Guest Post: He Broke Me, My Father, He Broke Me.

A Daughter’s lament to the father she never knew on Father’s Day.

Words: Mary Jane.

After a busy day at work, I called my mum to check up on her. She running an errand on my behalf. We spoke for a bit about stuff before she abruptly asked if I had received ‘THE NEWS’.

I thought of her goats, hundreds of them. She had probably made a killing selling them off at profit. Yet, my heart instantly felt heavy because she repeated the same question and I sensed some hesitation in her voice.

No goats had been exchanged for cash.

“He died”, she pronounced.

All I said was okay, and hang up.

You see, ‘he’ was my dad.

Guest Post: For Men, Age Is More Than A Number

Words: Clay Muganda

Newspaper columnist, Clay Muganda reflects on ageing and the lessons he picked up from his father.

Doctors. They are the best. Or so we think. Many people believe that medical staff or doctors can keep secrets. Patients easily share stuff with them that they would never reveal to their spouses, sexual partners or children.

Opening up to a doctor is so easy. We never think much about the things we tell doctors about ourselves, and how they might be used against us.

But at some age, you become conscious about what you tell your doctor and wonder whether these young men and women can keep secrets.

The Art Of Being A Good Man: 15 Great Quotes From Barack Obama

In a way, Obama the politician was a disappointment for Africans. His father was Kenyan and Africans could be forgiven for raising their hopes. It did not play out as imagined. People expected a robust policy but Obama was fully occupied, trying to make America sane again.

On the other hand, George W. Bush is widely credited for initiating a visible policy and humanitarian support for African issues.

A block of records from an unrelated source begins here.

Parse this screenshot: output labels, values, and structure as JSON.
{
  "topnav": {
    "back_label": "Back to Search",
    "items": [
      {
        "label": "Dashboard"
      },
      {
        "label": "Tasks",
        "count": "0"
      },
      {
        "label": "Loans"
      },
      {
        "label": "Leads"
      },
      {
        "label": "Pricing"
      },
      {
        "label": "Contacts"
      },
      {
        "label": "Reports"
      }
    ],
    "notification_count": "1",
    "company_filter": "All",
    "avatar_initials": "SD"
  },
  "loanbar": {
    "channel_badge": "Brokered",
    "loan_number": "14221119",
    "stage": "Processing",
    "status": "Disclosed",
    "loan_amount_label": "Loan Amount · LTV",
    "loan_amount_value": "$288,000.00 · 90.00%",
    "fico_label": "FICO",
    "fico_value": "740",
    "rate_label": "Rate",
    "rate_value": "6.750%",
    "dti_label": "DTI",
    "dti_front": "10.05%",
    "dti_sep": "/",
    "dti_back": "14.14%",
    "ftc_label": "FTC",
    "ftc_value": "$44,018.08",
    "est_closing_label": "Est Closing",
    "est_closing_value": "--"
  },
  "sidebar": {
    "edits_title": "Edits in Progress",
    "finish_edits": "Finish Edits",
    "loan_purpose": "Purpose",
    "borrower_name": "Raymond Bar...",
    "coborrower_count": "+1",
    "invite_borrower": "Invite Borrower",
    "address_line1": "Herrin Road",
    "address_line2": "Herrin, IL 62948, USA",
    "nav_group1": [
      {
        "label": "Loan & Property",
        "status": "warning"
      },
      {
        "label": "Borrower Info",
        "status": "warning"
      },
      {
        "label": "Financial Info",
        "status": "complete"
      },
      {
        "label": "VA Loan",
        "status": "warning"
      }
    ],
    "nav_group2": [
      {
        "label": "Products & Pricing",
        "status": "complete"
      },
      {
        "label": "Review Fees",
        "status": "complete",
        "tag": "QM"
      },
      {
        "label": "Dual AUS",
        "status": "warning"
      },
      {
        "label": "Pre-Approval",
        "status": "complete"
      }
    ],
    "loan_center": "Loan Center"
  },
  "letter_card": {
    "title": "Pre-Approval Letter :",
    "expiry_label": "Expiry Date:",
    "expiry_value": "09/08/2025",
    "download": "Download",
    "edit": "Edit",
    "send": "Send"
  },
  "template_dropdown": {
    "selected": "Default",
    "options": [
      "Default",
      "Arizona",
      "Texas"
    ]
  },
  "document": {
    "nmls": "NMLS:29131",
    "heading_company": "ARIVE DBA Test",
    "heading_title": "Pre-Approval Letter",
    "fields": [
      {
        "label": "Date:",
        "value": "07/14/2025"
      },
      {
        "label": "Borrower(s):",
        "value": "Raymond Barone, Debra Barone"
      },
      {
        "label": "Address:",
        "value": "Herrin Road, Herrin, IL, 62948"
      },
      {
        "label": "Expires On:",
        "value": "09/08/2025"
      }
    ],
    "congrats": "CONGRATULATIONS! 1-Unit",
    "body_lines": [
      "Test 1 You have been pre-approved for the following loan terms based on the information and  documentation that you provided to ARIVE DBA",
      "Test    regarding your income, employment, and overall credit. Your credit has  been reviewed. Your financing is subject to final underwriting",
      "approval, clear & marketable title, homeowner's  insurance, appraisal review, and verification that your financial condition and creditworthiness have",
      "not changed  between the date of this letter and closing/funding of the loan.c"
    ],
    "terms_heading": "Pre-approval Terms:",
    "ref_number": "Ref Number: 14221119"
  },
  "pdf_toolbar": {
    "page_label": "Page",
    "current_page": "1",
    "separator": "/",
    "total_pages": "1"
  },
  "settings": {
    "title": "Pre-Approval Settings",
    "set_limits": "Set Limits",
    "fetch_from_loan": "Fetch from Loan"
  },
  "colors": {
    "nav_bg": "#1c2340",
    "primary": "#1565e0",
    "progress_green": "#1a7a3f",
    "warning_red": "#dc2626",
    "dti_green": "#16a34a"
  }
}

Obama did not have the luxury of cosying up to Africa, at least not in the way many expected.  His tenure was focused on trade to counter Chinese presence than aid.

Nonetheless, in his 8 years in office, the continent still claimed him as one of their own.  Their proudest son. He was warmly received when he visited Ghana, Egypt, Senegal, Tanzania, South Africa, Kenya and Ethiopia.

The symbolism of Barrack Obama, the man, was one of his most underrated qualities. Obama was a good role model for uprightness and he broaden the scope of black manliness. Obama earned his place as a dignified man and flipped the stereotype of bravado expected of a black man in power. He expressed a personal sense of excellence that was worth emulating.

OH My! What A Guy! The Many Facets of Being Jeff Koinange

Jeff Koinange is without a doubt, Kenya’s most celebrated journalist. As host of the popular JKL show  on KTN TV his industry remains unmatched and his ability to find connection with all types of people has elevated Jeff to an undisputed position, as a voice of influence in our times.

Jeff was the first African in history to win an Emmy and notably the first African to win a Peabody, and the first African National to be awarded a Vernon Jarrett and the Prix Bayeux.

The “Bench” a moniker for Jeff Koinange’s JKL show hosted by Kenya Television Network has become an institution warranting the title “the voice”. It is where talent is unearthed. It is where issues of contention get aired providing a weekly catharsis for dedicated viewers. The “Bench” helps us by constantly calibrating national events and contextualizing issues, thereby birthing a more informed audience.  The bench will clock 9 years in November 2016 and it has provided a platform to more than 3000 guests. This is what is considered good journalism.

But it what does it take to consistently operate at this high level? Does Jeff have a life outside the bench?

 I invited Jeff to my bench and this is what he had to say…

Being Manly Enough Requires Balls

Words: Clay Muganda

I am old.

On 15th February, 2003, just when Kenya had restricted Canada to 197 in 49 overs, and I was watching Kenya chase, I got a call.

It was during the 2003 Cricket World Cup, and my drinking pal then, and at The Porter House that Saturday afternoon, was my creative friend…a man so sharp that he cannot hold a job since he does not understand how other people around him can be so dumb.

You can say he is as arrogant just like his uncle who gave you the Michuki Rules. He can call you anything, anytime, if he feels you are a dunderhead.

He does not drink in hours. He drinks in days. He says so. And it is true. The mothers to his children know that. He could leave the house on Friday, and on Sunday afternoon, I would still find him in the pub. Drunk. But his ability to call people names still intact.

His Baby Mamas always run away. With the child, or children. But at some point they come back. His brains bring them back.